* [Required work]: Scan the entries for lines with the word "screenshot", then copy those lines.

[Stored items from a collection]
╔══

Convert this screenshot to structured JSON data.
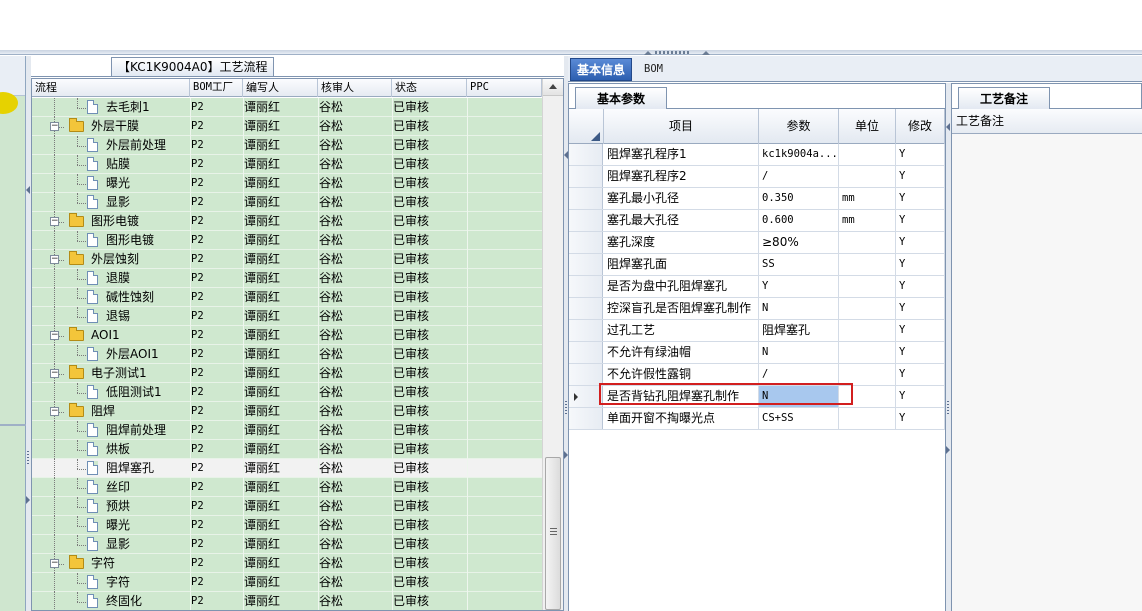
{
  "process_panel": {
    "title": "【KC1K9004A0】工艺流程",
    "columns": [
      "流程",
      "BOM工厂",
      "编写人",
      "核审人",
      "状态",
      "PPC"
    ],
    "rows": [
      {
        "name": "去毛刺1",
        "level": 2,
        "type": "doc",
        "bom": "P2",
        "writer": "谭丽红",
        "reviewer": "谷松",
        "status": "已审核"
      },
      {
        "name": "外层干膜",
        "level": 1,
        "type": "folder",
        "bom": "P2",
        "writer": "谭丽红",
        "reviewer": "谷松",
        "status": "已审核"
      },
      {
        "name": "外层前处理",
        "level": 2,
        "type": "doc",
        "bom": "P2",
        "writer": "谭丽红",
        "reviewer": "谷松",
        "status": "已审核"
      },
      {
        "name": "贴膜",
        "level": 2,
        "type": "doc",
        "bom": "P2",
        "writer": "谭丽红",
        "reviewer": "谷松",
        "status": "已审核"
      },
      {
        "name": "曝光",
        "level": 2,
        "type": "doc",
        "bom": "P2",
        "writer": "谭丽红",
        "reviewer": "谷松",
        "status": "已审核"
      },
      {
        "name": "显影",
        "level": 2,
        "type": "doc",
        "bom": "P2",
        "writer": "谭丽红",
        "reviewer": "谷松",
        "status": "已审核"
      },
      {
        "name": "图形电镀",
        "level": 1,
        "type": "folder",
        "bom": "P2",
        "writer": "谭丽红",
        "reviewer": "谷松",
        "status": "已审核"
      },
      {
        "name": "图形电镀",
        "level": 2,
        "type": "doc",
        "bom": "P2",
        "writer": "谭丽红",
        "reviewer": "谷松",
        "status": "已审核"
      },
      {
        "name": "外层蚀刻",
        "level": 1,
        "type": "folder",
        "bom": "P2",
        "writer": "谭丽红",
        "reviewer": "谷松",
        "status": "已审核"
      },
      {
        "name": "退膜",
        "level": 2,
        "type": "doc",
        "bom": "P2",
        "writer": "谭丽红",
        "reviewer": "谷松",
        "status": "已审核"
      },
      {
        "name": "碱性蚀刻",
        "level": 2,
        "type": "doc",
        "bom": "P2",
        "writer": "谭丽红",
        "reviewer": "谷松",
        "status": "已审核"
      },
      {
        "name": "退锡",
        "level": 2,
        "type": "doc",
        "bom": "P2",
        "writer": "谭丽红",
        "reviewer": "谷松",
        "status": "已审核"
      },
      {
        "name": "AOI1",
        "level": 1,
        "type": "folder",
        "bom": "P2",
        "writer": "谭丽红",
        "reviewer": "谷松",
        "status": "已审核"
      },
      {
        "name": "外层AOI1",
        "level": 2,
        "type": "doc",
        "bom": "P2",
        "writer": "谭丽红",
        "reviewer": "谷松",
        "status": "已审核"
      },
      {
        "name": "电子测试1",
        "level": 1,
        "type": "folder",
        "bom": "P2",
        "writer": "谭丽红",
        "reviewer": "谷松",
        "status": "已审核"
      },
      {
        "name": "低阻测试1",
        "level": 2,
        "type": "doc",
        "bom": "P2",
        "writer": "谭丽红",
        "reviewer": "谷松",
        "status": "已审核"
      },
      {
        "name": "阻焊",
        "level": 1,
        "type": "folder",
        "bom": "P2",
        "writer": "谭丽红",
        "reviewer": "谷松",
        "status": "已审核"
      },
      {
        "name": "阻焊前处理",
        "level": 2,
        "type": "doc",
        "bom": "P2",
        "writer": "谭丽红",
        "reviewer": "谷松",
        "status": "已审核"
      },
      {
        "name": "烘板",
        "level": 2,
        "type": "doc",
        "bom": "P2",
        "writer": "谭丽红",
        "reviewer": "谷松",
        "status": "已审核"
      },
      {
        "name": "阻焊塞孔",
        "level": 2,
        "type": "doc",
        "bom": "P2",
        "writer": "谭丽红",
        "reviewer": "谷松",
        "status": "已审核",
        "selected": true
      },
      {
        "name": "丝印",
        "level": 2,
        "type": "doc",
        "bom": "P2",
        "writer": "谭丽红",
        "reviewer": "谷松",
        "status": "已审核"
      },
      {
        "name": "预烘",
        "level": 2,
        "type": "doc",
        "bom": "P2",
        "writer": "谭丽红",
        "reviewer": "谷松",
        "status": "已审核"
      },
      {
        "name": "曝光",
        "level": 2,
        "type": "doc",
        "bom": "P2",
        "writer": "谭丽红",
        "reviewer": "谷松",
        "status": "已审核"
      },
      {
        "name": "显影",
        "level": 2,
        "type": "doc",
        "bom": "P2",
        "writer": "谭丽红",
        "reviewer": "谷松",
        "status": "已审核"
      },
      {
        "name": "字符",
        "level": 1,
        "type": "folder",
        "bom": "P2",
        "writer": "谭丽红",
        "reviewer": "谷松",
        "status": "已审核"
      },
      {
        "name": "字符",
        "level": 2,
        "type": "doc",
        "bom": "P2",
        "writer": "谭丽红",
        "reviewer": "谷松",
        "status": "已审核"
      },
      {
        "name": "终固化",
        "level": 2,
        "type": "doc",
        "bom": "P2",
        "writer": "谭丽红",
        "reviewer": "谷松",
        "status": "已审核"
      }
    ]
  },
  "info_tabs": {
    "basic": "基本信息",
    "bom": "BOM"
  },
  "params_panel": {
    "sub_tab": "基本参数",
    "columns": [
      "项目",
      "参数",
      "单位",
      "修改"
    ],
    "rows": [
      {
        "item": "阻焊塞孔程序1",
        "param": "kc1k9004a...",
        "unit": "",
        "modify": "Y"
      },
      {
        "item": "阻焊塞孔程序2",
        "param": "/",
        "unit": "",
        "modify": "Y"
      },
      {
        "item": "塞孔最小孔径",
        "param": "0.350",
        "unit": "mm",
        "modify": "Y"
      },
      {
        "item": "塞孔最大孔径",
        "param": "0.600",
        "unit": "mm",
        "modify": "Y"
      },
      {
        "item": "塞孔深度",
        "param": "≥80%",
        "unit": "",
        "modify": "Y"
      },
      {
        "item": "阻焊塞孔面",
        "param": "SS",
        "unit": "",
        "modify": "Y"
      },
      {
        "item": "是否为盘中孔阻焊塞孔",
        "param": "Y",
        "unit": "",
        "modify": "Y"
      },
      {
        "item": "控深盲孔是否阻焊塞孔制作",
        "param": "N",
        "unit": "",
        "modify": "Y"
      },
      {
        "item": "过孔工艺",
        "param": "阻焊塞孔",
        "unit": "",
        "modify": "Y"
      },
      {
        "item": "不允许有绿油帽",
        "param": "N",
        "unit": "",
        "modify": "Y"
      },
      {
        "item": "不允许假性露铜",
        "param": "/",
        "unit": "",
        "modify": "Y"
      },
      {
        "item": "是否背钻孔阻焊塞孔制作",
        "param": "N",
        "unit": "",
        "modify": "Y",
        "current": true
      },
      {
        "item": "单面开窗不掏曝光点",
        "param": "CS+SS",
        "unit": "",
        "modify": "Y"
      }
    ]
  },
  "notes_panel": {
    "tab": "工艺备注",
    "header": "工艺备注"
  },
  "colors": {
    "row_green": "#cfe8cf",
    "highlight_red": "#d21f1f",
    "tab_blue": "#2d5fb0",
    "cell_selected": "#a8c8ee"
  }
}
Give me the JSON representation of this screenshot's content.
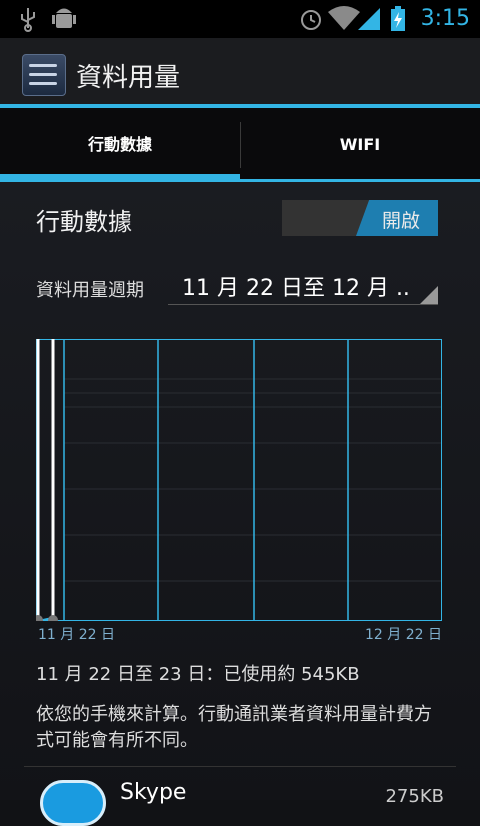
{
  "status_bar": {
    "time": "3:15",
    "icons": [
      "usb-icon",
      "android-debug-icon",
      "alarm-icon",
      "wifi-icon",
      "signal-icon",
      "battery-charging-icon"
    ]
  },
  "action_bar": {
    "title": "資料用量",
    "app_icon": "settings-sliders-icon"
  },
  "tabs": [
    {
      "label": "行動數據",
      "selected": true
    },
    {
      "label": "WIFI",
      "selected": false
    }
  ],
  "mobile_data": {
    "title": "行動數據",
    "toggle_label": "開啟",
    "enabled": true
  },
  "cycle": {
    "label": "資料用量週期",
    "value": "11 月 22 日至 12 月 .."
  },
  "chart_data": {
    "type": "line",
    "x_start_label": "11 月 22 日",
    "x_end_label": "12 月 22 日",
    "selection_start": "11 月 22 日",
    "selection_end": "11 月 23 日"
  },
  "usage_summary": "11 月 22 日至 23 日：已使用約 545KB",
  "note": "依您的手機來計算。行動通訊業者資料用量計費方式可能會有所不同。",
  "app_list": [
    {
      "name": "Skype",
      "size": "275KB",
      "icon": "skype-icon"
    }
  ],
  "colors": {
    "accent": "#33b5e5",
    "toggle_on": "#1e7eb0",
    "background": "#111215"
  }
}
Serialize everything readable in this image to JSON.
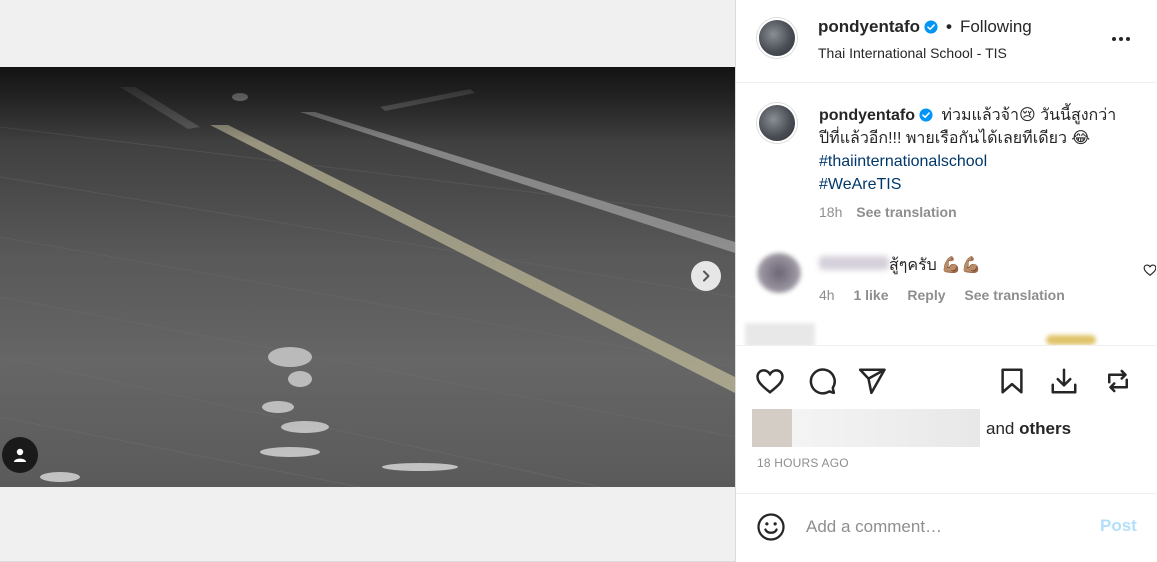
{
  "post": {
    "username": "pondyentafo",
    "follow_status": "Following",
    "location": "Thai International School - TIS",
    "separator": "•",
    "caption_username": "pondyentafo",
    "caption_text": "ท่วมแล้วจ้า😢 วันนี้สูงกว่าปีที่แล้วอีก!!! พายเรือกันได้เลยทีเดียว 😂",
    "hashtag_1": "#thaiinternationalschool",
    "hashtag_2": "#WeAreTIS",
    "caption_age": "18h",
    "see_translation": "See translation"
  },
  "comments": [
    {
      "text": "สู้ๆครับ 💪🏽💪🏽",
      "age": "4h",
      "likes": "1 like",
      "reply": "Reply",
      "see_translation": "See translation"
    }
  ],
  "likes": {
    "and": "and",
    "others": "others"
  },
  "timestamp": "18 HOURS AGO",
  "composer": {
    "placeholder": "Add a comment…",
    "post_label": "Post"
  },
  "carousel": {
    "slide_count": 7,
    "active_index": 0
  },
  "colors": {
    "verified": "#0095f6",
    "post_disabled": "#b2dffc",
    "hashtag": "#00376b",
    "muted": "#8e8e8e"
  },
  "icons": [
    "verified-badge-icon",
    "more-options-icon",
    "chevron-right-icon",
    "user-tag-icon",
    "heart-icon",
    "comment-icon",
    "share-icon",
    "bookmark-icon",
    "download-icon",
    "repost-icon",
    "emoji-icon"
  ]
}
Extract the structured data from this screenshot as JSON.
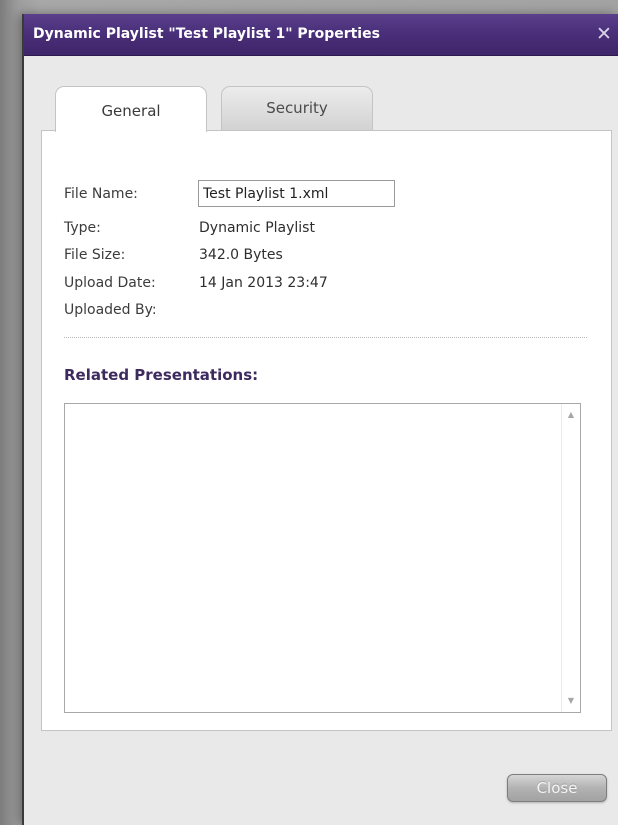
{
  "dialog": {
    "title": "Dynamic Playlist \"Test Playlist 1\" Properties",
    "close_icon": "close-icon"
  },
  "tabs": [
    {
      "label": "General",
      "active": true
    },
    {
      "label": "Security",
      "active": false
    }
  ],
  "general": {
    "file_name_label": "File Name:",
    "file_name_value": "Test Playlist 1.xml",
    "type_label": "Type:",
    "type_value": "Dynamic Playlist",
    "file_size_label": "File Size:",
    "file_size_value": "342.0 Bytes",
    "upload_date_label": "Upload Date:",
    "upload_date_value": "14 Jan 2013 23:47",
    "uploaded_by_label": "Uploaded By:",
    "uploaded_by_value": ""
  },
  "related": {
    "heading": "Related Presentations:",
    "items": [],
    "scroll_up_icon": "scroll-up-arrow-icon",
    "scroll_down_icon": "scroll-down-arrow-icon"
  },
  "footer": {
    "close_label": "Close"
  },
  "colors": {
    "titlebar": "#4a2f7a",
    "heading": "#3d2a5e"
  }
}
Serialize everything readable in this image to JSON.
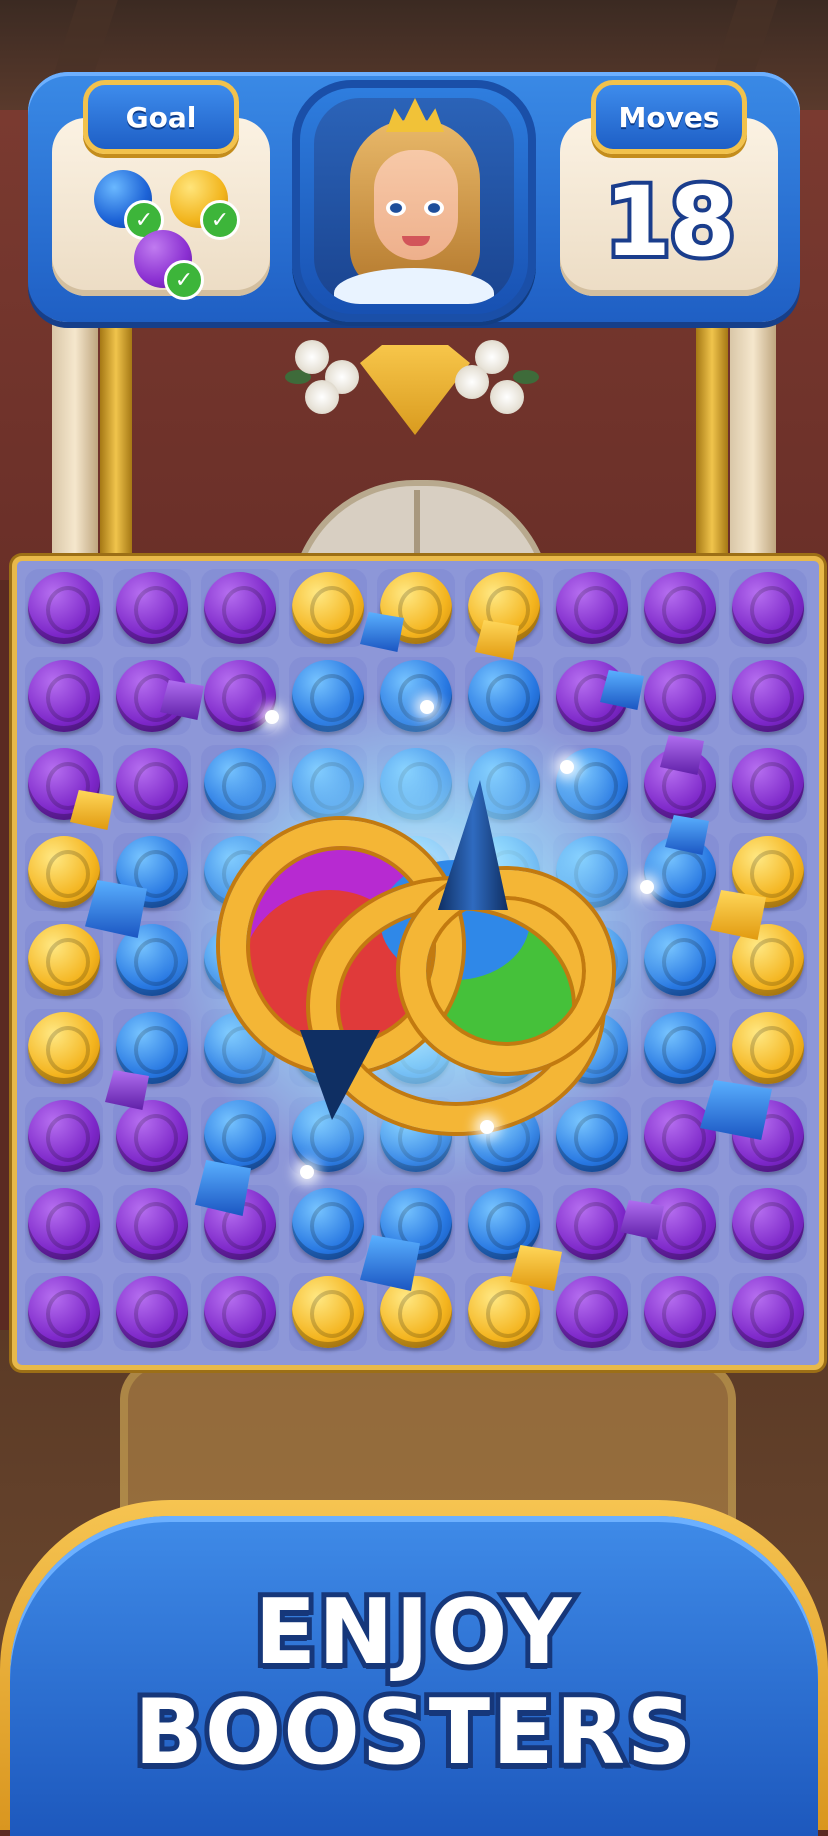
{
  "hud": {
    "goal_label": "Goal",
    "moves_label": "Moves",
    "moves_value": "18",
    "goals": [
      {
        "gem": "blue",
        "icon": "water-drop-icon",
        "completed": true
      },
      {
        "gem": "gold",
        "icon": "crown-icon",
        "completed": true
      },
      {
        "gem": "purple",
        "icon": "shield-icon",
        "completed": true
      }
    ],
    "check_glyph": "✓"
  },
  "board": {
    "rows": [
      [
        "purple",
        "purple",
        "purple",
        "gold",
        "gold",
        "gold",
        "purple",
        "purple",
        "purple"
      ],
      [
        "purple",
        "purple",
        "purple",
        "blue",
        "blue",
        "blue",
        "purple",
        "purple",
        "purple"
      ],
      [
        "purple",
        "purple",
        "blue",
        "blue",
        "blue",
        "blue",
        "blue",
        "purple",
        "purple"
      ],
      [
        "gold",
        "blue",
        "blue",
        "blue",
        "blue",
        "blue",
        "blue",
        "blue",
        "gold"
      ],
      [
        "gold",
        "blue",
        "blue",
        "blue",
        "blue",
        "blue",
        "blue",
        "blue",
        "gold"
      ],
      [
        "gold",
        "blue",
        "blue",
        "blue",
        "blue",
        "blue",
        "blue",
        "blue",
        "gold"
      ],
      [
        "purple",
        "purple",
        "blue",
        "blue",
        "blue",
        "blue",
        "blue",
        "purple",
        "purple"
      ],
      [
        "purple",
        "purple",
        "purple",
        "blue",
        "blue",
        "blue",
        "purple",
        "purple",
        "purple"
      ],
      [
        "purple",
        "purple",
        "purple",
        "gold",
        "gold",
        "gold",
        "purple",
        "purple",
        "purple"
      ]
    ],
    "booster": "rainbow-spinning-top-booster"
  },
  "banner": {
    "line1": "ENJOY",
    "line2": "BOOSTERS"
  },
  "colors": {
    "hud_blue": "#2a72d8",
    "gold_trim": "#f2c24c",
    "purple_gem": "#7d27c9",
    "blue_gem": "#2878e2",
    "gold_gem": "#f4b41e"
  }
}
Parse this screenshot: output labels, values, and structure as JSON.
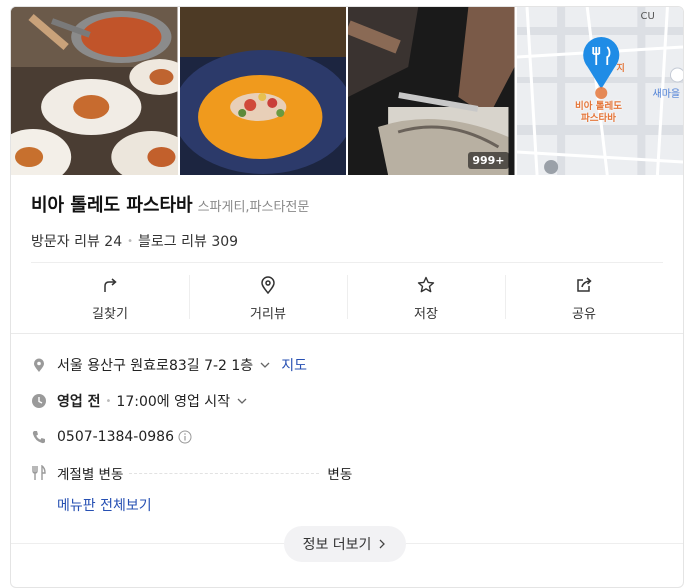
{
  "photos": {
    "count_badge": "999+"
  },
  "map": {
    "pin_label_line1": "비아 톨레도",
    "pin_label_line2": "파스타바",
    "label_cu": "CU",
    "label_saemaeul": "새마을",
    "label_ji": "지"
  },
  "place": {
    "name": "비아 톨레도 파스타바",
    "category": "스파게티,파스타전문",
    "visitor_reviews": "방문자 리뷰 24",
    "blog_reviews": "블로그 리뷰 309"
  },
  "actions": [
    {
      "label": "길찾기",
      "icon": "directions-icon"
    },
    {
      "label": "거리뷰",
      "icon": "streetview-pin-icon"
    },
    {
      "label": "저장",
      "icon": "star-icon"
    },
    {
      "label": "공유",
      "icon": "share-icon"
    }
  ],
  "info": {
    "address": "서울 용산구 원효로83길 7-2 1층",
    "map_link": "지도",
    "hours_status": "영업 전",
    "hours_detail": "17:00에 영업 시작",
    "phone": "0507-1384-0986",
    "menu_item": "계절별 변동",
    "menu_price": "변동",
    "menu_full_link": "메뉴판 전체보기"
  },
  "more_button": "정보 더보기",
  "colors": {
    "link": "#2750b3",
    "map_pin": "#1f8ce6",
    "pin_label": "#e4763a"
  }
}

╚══

* [Response for this exercise]:
Convert this screenshot to structured JSON data.
Give me the JSON representation of this screenshot's content.
Extract the structured data from this screenshot as JSON.
Parse this screenshot: output labels, values, and structure as JSON.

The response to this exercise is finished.